In high school, Grace Eitland swore she would go to a different college than her mom, Kristin, and pursue a different career. She wanted to blaze her own trail.
But Eitland’s career goals in clinical mental health align with her mom’s, who has her master’s in clinical mental health counseling from University of Wisconsin-Stout.
So, Eitland enrolled in UW-Stout’s on-campus rehabilitation services degree in fall 2019, a field she thought offered a bridge to clinical mental health. She has a passion for learning from people and the stories that shape them.
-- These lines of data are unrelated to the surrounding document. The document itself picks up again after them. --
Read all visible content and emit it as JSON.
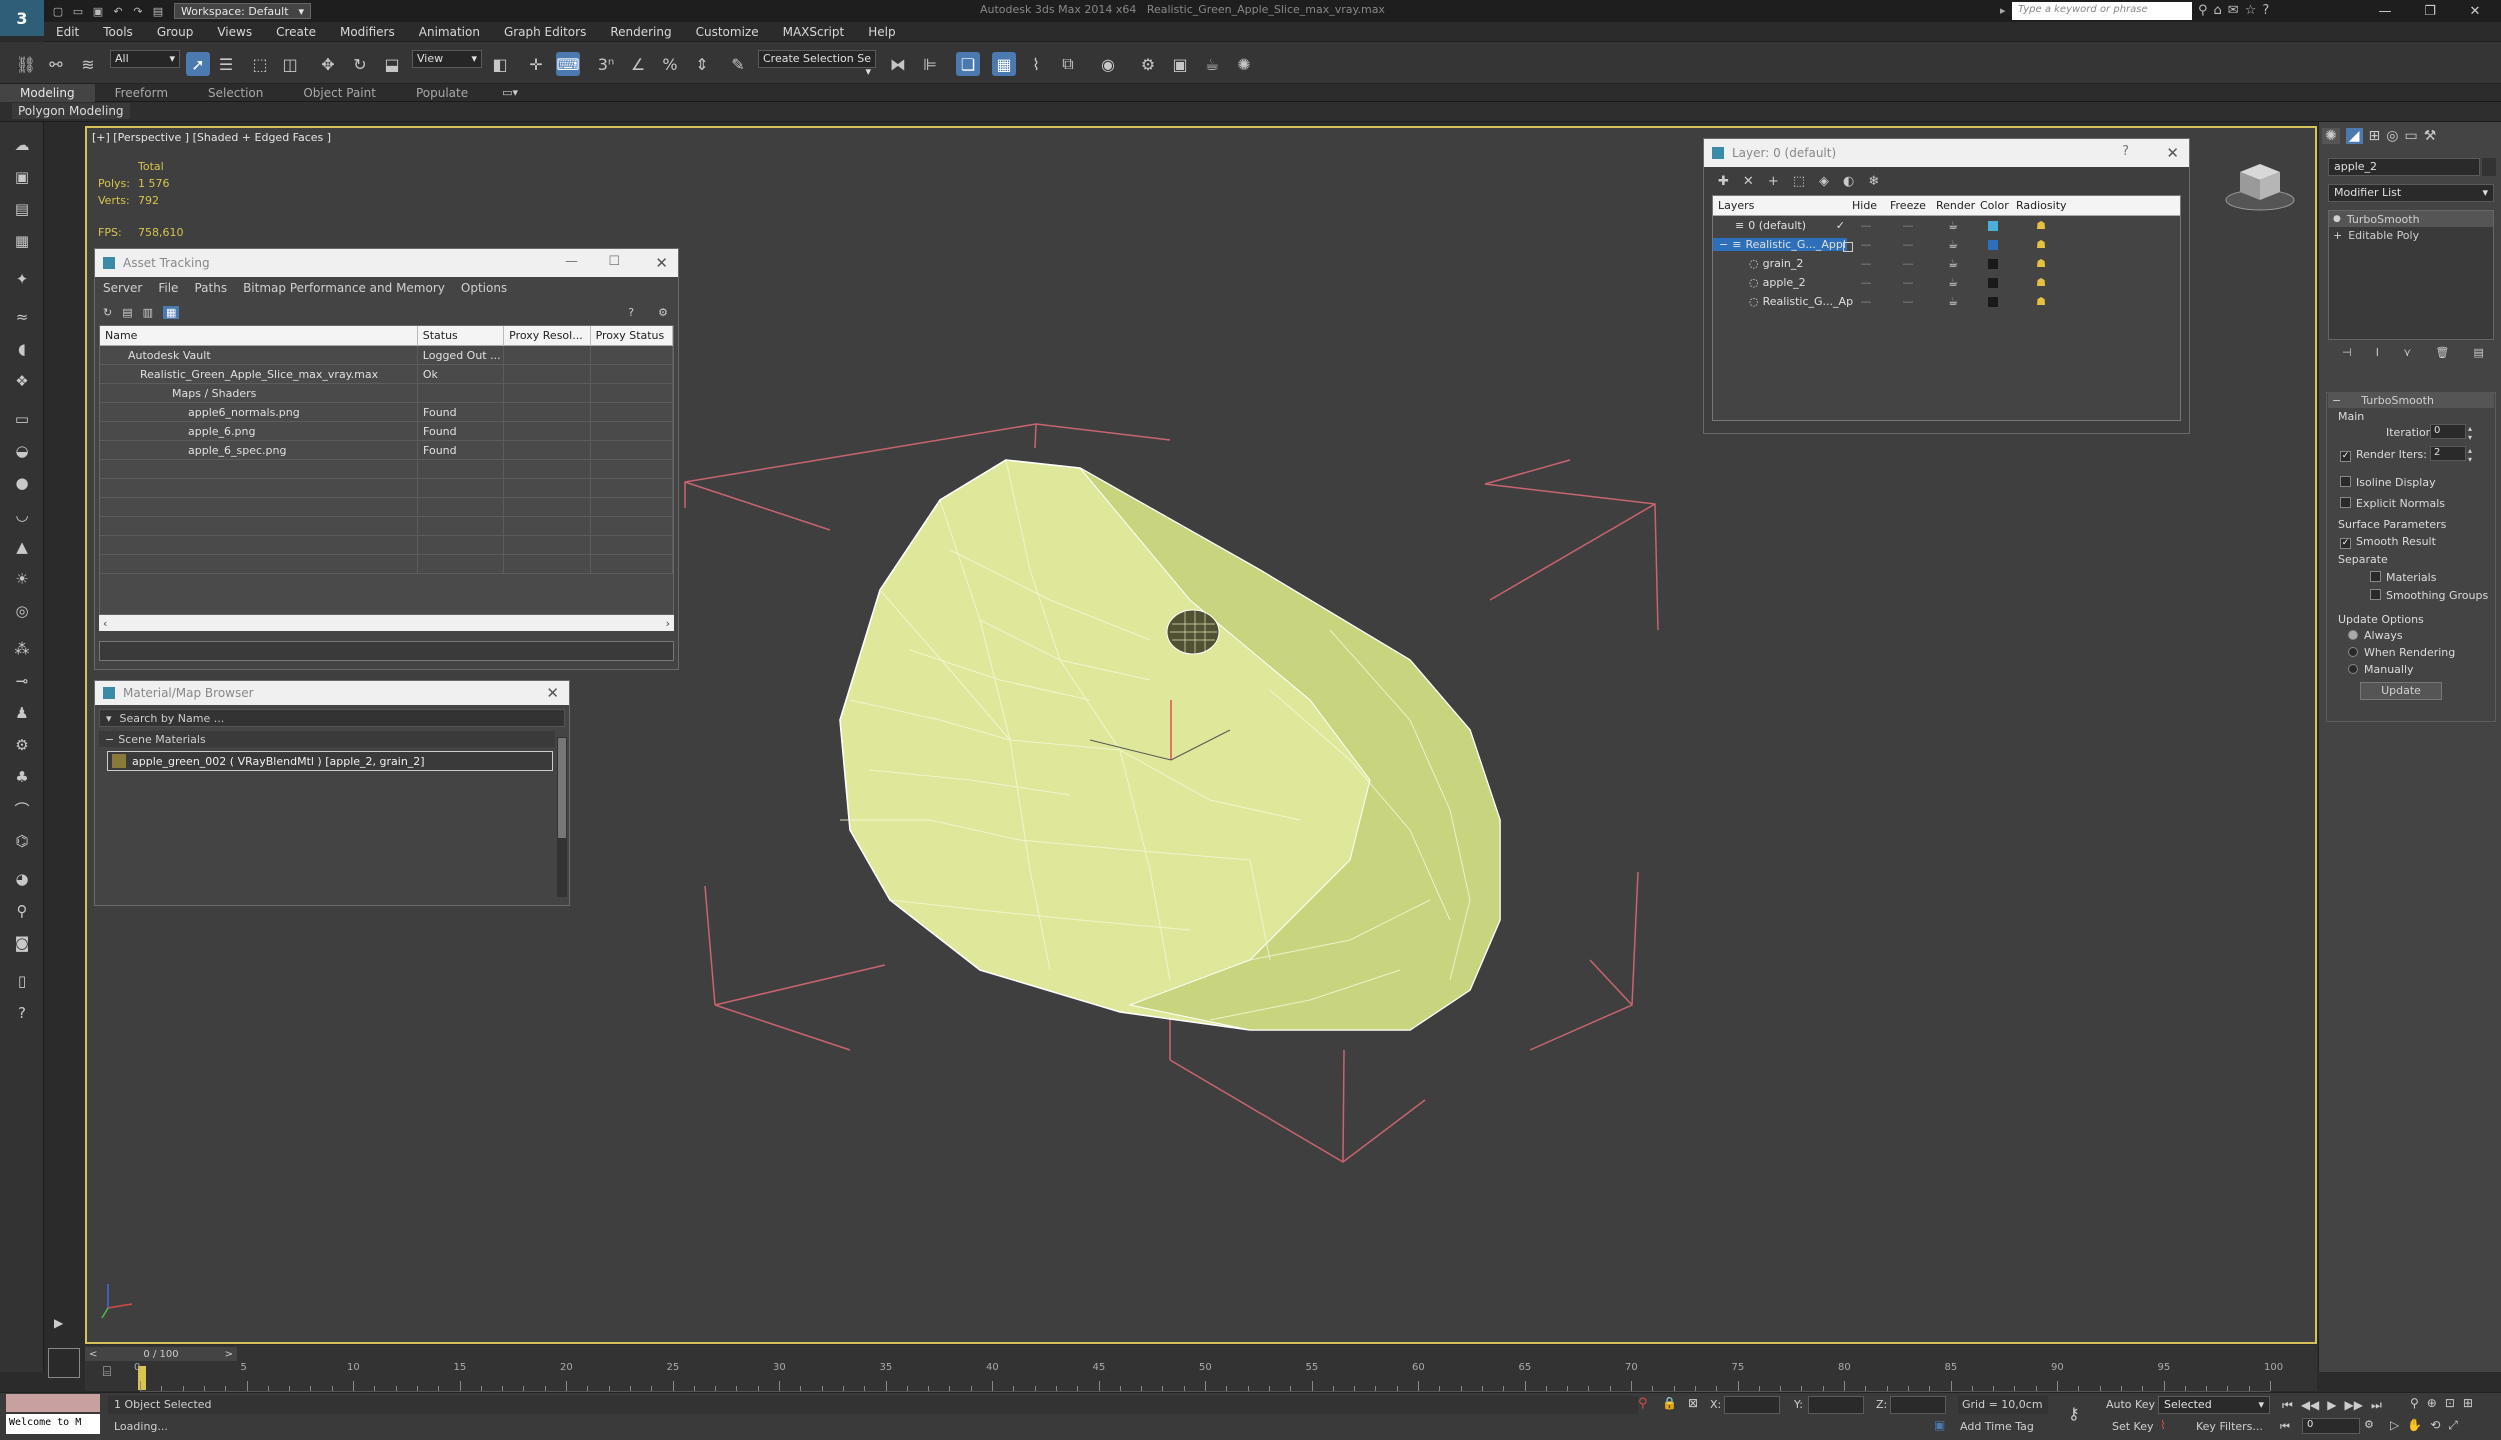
{
  "app": {
    "logo": "3",
    "workspace": "Workspace: Default",
    "title_app": "Autodesk 3ds Max  2014 x64",
    "title_file": "Realistic_Green_Apple_Slice_max_vray.max",
    "search_placeholder": "Type a keyword or phrase"
  },
  "menu": [
    "Edit",
    "Tools",
    "Group",
    "Views",
    "Create",
    "Modifiers",
    "Animation",
    "Graph Editors",
    "Rendering",
    "Customize",
    "MAXScript",
    "Help"
  ],
  "toolbar": {
    "selection_filter": "All",
    "ref_coord": "View",
    "named_selection": "Create Selection Se"
  },
  "ribbon": {
    "tabs": [
      "Modeling",
      "Freeform",
      "Selection",
      "Object Paint",
      "Populate"
    ],
    "sub": "Polygon Modeling"
  },
  "viewport": {
    "label": "[+] [Perspective ] [Shaded + Edged Faces ]",
    "stats": {
      "total": "Total",
      "polys_label": "Polys:",
      "polys": "1 576",
      "verts_label": "Verts:",
      "verts": "792",
      "fps_label": "FPS:",
      "fps": "758,610"
    }
  },
  "asset_tracking": {
    "title": "Asset Tracking",
    "menu": [
      "Server",
      "File",
      "Paths",
      "Bitmap Performance and Memory",
      "Options"
    ],
    "columns": [
      "Name",
      "Status",
      "Proxy Resol...",
      "Proxy Status"
    ],
    "rows": [
      {
        "name": "Autodesk Vault",
        "status": "Logged Out ..."
      },
      {
        "name": "Realistic_Green_Apple_Slice_max_vray.max",
        "status": "Ok"
      },
      {
        "name": "Maps / Shaders",
        "status": ""
      },
      {
        "name": "apple6_normals.png",
        "status": "Found"
      },
      {
        "name": "apple_6.png",
        "status": "Found"
      },
      {
        "name": "apple_6_spec.png",
        "status": "Found"
      }
    ]
  },
  "material_browser": {
    "title": "Material/Map Browser",
    "search_placeholder": "Search by Name ...",
    "section": "Scene Materials",
    "item": "apple_green_002  ( VRayBlendMtl ) [apple_2, grain_2]"
  },
  "layer_manager": {
    "title": "Layer: 0 (default)",
    "help": "?",
    "columns": [
      "Layers",
      "Hide",
      "Freeze",
      "Render",
      "Color",
      "Radiosity"
    ],
    "rows": [
      {
        "name": "0 (default)",
        "indent": 0,
        "color": "#4ab0d8"
      },
      {
        "name": "Realistic_G..._Appl",
        "indent": 0,
        "color": "#2d6fb8",
        "selected": true
      },
      {
        "name": "grain_2",
        "indent": 1,
        "color": "#1a1a1a"
      },
      {
        "name": "apple_2",
        "indent": 1,
        "color": "#1a1a1a"
      },
      {
        "name": "Realistic_G..._Ap",
        "indent": 1,
        "color": "#1a1a1a"
      }
    ]
  },
  "command_panel": {
    "object_name": "apple_2",
    "modifier_list": "Modifier List",
    "stack": [
      "TurboSmooth",
      "Editable Poly"
    ],
    "rollout": "TurboSmooth",
    "main": "Main",
    "iterations_label": "Iterations:",
    "iterations": "0",
    "render_iters_label": "Render Iters:",
    "render_iters": "2",
    "isoline": "Isoline Display",
    "explicit": "Explicit Normals",
    "surface": "Surface Parameters",
    "smooth": "Smooth Result",
    "separate": "Separate",
    "materials": "Materials",
    "smoothing": "Smoothing Groups",
    "update_options": "Update Options",
    "always": "Always",
    "when_rendering": "When Rendering",
    "manually": "Manually",
    "update_btn": "Update"
  },
  "timeline": {
    "frame": "0 / 100",
    "ticks": [
      "0",
      "5",
      "10",
      "15",
      "20",
      "25",
      "30",
      "35",
      "40",
      "45",
      "50",
      "55",
      "60",
      "65",
      "70",
      "75",
      "80",
      "85",
      "90",
      "95",
      "100"
    ]
  },
  "status": {
    "welcome": "Welcome to M",
    "selected": "1 Object Selected",
    "loading": "Loading...",
    "x": "X:",
    "y": "Y:",
    "z": "Z:",
    "grid": "Grid = 10,0cm",
    "add_time_tag": "Add Time Tag",
    "auto_key": "Auto Key",
    "set_key": "Set Key",
    "selected_dd": "Selected",
    "key_filters": "Key Filters...",
    "frame_val": "0"
  }
}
“I think it’s important for people to reflect on all that they have overcome to remind them that they are able and strong,” Eitland said. “I believe we have great potential and abilities, but sometimes we forget and it helps to have someone remind us of who we are when we get a little lost.
“My favorite quote is, ‘Many people have gone further than they thought they could because someone else thought they could.’
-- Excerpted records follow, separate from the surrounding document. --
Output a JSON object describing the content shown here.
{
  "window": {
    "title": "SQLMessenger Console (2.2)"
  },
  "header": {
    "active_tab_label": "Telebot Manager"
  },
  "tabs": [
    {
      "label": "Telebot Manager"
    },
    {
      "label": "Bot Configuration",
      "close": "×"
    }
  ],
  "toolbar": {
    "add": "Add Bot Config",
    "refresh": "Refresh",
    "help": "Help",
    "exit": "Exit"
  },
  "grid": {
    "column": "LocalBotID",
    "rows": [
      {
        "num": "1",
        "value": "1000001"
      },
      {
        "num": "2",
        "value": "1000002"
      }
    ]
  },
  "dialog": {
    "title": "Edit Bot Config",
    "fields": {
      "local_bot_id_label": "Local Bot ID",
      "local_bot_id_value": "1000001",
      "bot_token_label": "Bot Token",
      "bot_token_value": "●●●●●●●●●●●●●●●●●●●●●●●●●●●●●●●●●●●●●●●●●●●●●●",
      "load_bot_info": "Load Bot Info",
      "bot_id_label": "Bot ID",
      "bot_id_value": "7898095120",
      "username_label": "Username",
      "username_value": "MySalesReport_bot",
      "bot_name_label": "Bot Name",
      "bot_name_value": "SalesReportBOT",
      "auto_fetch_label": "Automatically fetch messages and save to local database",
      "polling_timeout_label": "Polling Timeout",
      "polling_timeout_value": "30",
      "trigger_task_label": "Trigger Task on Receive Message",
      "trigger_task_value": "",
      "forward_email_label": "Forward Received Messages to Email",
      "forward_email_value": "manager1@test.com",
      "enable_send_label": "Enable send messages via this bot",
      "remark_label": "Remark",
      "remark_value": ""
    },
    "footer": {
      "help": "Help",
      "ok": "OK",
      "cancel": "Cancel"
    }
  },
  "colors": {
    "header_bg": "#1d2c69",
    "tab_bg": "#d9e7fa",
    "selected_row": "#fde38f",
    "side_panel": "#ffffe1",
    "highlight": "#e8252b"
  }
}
Eitland struggled to adjust to campus life, however, after having returned from 18 months of active duty in the Navy Reserve as a hospital corpsman third class. The on-campus module and commute from her home in Wilson were not a good fit because she works full time at a local grocery store, volunteers for area organizations and is away from home on drill weekends.
“I absolutely appreciate my education, but I have other obligations outside of college. I wanted to find a healthy balance between college, work and my personal life goals,” she said.
Eitland transferred to the online psychology program to learn more about the specific field and grow not only academically but personally.
Building blocks in psychology
Eitland’s first semester started off a little rocky. Originally, she was placed in the on-campus psychology program, so she didn’t have the proper information to register for online classes. But Program Director Sarah Wood quickly helped resolve the error.
Eitland also had some technical difficulties studying from home, but her instructors were patient, she said, even giving her step-by-step instructions to fix a software issue.
“Dr. Wood really cares about the program and is always available and happy to help,” she said. “All of my professors are the same way. They enjoy helping and are quite successful at it. All you need to do is reach out.”
Eitland appreciates the autonomy of the program, and many instructors allow her to work ahead. This means a great deal to her as her drill and work schedules shift on the weekends.
“With working more often I can save more for my future education. Because of this, I have noticed that I do not have the financial stress I used to have,” she said. “The material is helpful in growing my academic knowledge but is also challenging. I enjoy applying the material to my life and have grown so much. All of these things are building blocks toward my goals.”
‘Remember your goals’
Eitland, a graduate of Baldwin-Woodville High School, will earn her bachelor’s degree in spring 2022. She plans to pursue her master’s degree in clinical mental health counseling and go on to earn her doctorate in psychology.
So, after years of swearing she’d never follow her mom’s career path through UW-Stout, she is doing both of those things happily. “She and I still talk about how insistent I was, but I am very glad I laid down my pride,” she said.
Kristin, who works with Allied Mental Health Specialty Group, is excited that her daughter is “pursuing educational and career goals that fit her so beautifully.
“I feel a great sense of confidence and peace knowing that Grace will be well trained to not only be successful professionally, she will also be taught the importance of healthy self-esteem to better support and care for others by also knowing how to care for herself.”
Mother and daughter would like to open a practice together one day, with a possible holistic approach to mental health.
For people starting off in college or those thinking about switching majors, “it is OK to change your mind,” Eitland said. “The degree or lifestyle you planned on might not be working for you quite as well as you thought, and that is OK.
“Remember your goals. If you are unsure of your goals, take some time to reflect and experience life. Slow down and enjoy the process that you are in.”
UW-Stout’s psychology department and counseling, rehabilitation and human services department, within the College of Education, Hospitality, Health and Human Sciences, offer four undergraduate and seven graduate programs, along with five minors, four certifications and one specialization.
UW-Stout is a Military Times 2019 Best for Vets College. Veteran Services supports veterans, military service members and their families with academic and career goals. Students may be eligible to receive veteran or military education benefits and earn credit toward their degree through military experience or training.